> **Data listing**
# # # # #

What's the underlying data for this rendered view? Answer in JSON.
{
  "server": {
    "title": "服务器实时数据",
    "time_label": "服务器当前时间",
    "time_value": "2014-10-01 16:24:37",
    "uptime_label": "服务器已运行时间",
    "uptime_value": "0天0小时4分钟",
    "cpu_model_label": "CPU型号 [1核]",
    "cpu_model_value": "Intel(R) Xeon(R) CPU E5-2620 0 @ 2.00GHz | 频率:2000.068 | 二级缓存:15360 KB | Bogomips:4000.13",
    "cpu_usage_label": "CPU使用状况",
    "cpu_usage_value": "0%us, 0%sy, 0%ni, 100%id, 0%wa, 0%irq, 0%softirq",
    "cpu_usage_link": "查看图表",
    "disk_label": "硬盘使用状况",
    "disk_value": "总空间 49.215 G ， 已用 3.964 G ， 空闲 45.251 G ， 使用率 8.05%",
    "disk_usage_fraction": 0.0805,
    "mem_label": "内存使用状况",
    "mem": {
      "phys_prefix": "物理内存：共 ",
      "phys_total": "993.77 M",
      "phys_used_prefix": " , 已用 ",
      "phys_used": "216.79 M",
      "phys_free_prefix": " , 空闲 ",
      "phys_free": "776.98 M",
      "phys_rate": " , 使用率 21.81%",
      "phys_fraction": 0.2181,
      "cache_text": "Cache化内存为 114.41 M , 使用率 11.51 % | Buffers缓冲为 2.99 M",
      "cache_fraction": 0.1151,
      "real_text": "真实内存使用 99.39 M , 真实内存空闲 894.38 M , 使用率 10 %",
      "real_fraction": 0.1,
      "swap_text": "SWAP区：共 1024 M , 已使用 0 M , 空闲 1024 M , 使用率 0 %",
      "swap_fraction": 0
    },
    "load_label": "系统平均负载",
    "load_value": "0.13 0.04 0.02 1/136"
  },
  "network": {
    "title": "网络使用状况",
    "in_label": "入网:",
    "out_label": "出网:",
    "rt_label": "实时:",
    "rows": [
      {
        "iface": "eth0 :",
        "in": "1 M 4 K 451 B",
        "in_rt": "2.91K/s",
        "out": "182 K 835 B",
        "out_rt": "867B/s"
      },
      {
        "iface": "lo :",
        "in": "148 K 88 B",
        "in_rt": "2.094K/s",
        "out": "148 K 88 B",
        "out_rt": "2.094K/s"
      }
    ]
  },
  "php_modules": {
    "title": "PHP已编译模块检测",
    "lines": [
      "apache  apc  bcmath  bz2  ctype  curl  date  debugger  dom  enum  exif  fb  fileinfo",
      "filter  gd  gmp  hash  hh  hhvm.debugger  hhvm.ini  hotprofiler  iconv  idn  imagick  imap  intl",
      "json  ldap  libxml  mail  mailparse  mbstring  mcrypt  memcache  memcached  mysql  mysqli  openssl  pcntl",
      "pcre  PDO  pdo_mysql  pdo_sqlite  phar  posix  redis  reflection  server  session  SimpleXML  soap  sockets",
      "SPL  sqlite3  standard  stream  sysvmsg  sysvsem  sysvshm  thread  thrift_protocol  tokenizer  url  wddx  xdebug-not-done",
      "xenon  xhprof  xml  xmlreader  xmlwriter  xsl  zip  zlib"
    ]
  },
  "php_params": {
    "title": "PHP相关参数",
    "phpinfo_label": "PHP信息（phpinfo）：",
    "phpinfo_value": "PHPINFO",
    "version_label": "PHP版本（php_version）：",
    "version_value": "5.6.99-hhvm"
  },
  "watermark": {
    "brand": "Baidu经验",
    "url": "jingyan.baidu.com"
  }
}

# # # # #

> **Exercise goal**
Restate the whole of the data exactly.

> **Solution to this problem**
What's the underlying data for this rendered view? Answer in JSON.
{
  "server": {
    "title": "服务器实时数据",
    "time_label": "服务器当前时间",
    "time_value": "2014-10-01 16:24:37",
    "uptime_label": "服务器已运行时间",
    "uptime_value": "0天0小时4分钟",
    "cpu_model_label": "CPU型号 [1核]",
    "cpu_model_value": "Intel(R) Xeon(R) CPU E5-2620 0 @ 2.00GHz | 频率:2000.068 | 二级缓存:15360 KB | Bogomips:4000.13",
    "cpu_usage_label": "CPU使用状况",
    "cpu_usage_value": "0%us, 0%sy, 0%ni, 100%id, 0%wa, 0%irq, 0%softirq",
    "cpu_usage_link": "查看图表",
    "disk_label": "硬盘使用状况",
    "disk_value": "总空间 49.215 G ， 已用 3.964 G ， 空闲 45.251 G ， 使用率 8.05%",
    "disk_usage_fraction": 0.0805,
    "mem_label": "内存使用状况",
    "mem": {
      "phys_prefix": "物理内存：共 ",
      "phys_total": "993.77 M",
      "phys_used_prefix": " , 已用 ",
      "phys_used": "216.79 M",
      "phys_free_prefix": " , 空闲 ",
      "phys_free": "776.98 M",
      "phys_rate": " , 使用率 21.81%",
      "phys_fraction": 0.2181,
      "cache_text": "Cache化内存为 114.41 M , 使用率 11.51 % | Buffers缓冲为 2.99 M",
      "cache_fraction": 0.1151,
      "real_text": "真实内存使用 99.39 M , 真实内存空闲 894.38 M , 使用率 10 %",
      "real_fraction": 0.1,
      "swap_text": "SWAP区：共 1024 M , 已使用 0 M , 空闲 1024 M , 使用率 0 %",
      "swap_fraction": 0
    },
    "load_label": "系统平均负载",
    "load_value": "0.13 0.04 0.02 1/136"
  },
  "network": {
    "title": "网络使用状况",
    "in_label": "入网:",
    "out_label": "出网:",
    "rt_label": "实时:",
    "rows": [
      {
        "iface": "eth0 :",
        "in": "1 M 4 K 451 B",
        "in_rt": "2.91K/s",
        "out": "182 K 835 B",
        "out_rt": "867B/s"
      },
      {
        "iface": "lo :",
        "in": "148 K 88 B",
        "in_rt": "2.094K/s",
        "out": "148 K 88 B",
        "out_rt": "2.094K/s"
      }
    ]
  },
  "php_modules": {
    "title": "PHP已编译模块检测",
    "lines": [
      "apache  apc  bcmath  bz2  ctype  curl  date  debugger  dom  enum  exif  fb  fileinfo",
      "filter  gd  gmp  hash  hh  hhvm.debugger  hhvm.ini  hotprofiler  iconv  idn  imagick  imap  intl",
      "json  ldap  libxml  mail  mailparse  mbstring  mcrypt  memcache  memcached  mysql  mysqli  openssl  pcntl",
      "pcre  PDO  pdo_mysql  pdo_sqlite  phar  posix  redis  reflection  server  session  SimpleXML  soap  sockets",
      "SPL  sqlite3  standard  stream  sysvmsg  sysvsem  sysvshm  thread  thrift_protocol  tokenizer  url  wddx  xdebug-not-done",
      "xenon  xhprof  xml  xmlreader  xmlwriter  xsl  zip  zlib"
    ]
  },
  "php_params": {
    "title": "PHP相关参数",
    "phpinfo_label": "PHP信息（phpinfo）：",
    "phpinfo_value": "PHPINFO",
    "version_label": "PHP版本（php_version）：",
    "version_value": "5.6.99-hhvm"
  },
  "watermark": {
    "brand": "Baidu经验",
    "url": "jingyan.baidu.com"
  }
}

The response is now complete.